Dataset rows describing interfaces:
________________________
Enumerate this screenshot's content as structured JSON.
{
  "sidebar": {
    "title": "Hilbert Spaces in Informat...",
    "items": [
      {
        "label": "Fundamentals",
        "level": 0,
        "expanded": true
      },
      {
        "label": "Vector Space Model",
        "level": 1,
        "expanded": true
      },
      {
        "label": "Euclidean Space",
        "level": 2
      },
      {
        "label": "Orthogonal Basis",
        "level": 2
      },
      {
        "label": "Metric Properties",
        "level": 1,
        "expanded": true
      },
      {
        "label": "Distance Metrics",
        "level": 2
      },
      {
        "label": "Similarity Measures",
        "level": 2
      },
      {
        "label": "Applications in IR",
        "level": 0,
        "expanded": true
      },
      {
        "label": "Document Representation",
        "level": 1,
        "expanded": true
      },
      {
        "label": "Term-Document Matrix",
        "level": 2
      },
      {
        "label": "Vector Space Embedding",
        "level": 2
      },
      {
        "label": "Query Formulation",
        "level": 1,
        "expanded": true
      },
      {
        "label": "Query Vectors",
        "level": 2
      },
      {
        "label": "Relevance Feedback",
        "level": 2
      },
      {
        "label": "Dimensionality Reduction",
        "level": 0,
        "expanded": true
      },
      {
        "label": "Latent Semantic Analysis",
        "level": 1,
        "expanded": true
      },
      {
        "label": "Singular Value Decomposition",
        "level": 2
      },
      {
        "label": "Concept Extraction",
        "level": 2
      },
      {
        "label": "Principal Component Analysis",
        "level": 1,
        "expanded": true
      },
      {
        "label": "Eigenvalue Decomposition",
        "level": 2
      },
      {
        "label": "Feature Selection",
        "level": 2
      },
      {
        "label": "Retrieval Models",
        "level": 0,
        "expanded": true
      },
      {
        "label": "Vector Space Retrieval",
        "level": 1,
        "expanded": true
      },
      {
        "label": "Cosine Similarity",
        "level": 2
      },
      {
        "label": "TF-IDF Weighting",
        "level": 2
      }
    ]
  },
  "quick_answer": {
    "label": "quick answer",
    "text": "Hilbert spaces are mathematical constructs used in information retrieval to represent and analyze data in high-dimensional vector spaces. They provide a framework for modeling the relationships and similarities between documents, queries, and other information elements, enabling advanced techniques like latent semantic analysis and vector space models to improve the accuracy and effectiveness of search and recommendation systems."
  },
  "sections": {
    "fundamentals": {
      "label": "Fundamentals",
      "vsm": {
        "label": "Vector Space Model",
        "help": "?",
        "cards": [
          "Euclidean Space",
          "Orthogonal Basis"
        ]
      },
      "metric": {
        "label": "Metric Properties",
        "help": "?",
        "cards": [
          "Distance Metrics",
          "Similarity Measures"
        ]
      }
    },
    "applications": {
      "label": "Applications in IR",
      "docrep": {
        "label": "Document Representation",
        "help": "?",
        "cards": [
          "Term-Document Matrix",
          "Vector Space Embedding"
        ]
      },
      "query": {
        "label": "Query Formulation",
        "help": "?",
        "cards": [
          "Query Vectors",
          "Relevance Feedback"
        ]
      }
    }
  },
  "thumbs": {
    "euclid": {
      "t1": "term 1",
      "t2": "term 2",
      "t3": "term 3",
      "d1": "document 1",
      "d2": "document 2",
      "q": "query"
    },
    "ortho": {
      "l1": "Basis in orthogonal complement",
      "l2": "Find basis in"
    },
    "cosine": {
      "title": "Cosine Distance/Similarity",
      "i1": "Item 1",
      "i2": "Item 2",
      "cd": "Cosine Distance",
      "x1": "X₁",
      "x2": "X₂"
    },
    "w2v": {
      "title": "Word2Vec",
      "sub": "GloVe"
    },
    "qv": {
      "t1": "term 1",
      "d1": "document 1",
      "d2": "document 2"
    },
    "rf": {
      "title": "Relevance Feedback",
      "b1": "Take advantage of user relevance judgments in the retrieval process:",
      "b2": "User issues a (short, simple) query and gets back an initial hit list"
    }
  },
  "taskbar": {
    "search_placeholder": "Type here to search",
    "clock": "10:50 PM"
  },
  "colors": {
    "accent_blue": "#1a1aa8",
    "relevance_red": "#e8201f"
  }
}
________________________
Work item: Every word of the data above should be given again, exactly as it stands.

Result of this task:
Enumerate this screenshot's content as structured JSON.
{
  "sidebar": {
    "title": "Hilbert Spaces in Informat...",
    "items": [
      {
        "label": "Fundamentals",
        "level": 0,
        "expanded": true
      },
      {
        "label": "Vector Space Model",
        "level": 1,
        "expanded": true
      },
      {
        "label": "Euclidean Space",
        "level": 2
      },
      {
        "label": "Orthogonal Basis",
        "level": 2
      },
      {
        "label": "Metric Properties",
        "level": 1,
        "expanded": true
      },
      {
        "label": "Distance Metrics",
        "level": 2
      },
      {
        "label": "Similarity Measures",
        "level": 2
      },
      {
        "label": "Applications in IR",
        "level": 0,
        "expanded": true
      },
      {
        "label": "Document Representation",
        "level": 1,
        "expanded": true
      },
      {
        "label": "Term-Document Matrix",
        "level": 2
      },
      {
        "label": "Vector Space Embedding",
        "level": 2
      },
      {
        "label": "Query Formulation",
        "level": 1,
        "expanded": true
      },
      {
        "label": "Query Vectors",
        "level": 2
      },
      {
        "label": "Relevance Feedback",
        "level": 2
      },
      {
        "label": "Dimensionality Reduction",
        "level": 0,
        "expanded": true
      },
      {
        "label": "Latent Semantic Analysis",
        "level": 1,
        "expanded": true
      },
      {
        "label": "Singular Value Decomposition",
        "level": 2
      },
      {
        "label": "Concept Extraction",
        "level": 2
      },
      {
        "label": "Principal Component Analysis",
        "level": 1,
        "expanded": true
      },
      {
        "label": "Eigenvalue Decomposition",
        "level": 2
      },
      {
        "label": "Feature Selection",
        "level": 2
      },
      {
        "label": "Retrieval Models",
        "level": 0,
        "expanded": true
      },
      {
        "label": "Vector Space Retrieval",
        "level": 1,
        "expanded": true
      },
      {
        "label": "Cosine Similarity",
        "level": 2
      },
      {
        "label": "TF-IDF Weighting",
        "level": 2
      }
    ]
  },
  "quick_answer": {
    "label": "quick answer",
    "text": "Hilbert spaces are mathematical constructs used in information retrieval to represent and analyze data in high-dimensional vector spaces. They provide a framework for modeling the relationships and similarities between documents, queries, and other information elements, enabling advanced techniques like latent semantic analysis and vector space models to improve the accuracy and effectiveness of search and recommendation systems."
  },
  "sections": {
    "fundamentals": {
      "label": "Fundamentals",
      "vsm": {
        "label": "Vector Space Model",
        "help": "?",
        "cards": [
          "Euclidean Space",
          "Orthogonal Basis"
        ]
      },
      "metric": {
        "label": "Metric Properties",
        "help": "?",
        "cards": [
          "Distance Metrics",
          "Similarity Measures"
        ]
      }
    },
    "applications": {
      "label": "Applications in IR",
      "docrep": {
        "label": "Document Representation",
        "help": "?",
        "cards": [
          "Term-Document Matrix",
          "Vector Space Embedding"
        ]
      },
      "query": {
        "label": "Query Formulation",
        "help": "?",
        "cards": [
          "Query Vectors",
          "Relevance Feedback"
        ]
      }
    }
  },
  "thumbs": {
    "euclid": {
      "t1": "term 1",
      "t2": "term 2",
      "t3": "term 3",
      "d1": "document 1",
      "d2": "document 2",
      "q": "query"
    },
    "ortho": {
      "l1": "Basis in orthogonal complement",
      "l2": "Find basis in"
    },
    "cosine": {
      "title": "Cosine Distance/Similarity",
      "i1": "Item 1",
      "i2": "Item 2",
      "cd": "Cosine Distance",
      "x1": "X₁",
      "x2": "X₂"
    },
    "w2v": {
      "title": "Word2Vec",
      "sub": "GloVe"
    },
    "qv": {
      "t1": "term 1",
      "d1": "document 1",
      "d2": "document 2"
    },
    "rf": {
      "title": "Relevance Feedback",
      "b1": "Take advantage of user relevance judgments in the retrieval process:",
      "b2": "User issues a (short, simple) query and gets back an initial hit list"
    }
  },
  "taskbar": {
    "search_placeholder": "Type here to search",
    "clock": "10:50 PM"
  },
  "colors": {
    "accent_blue": "#1a1aa8",
    "relevance_red": "#e8201f"
  }
}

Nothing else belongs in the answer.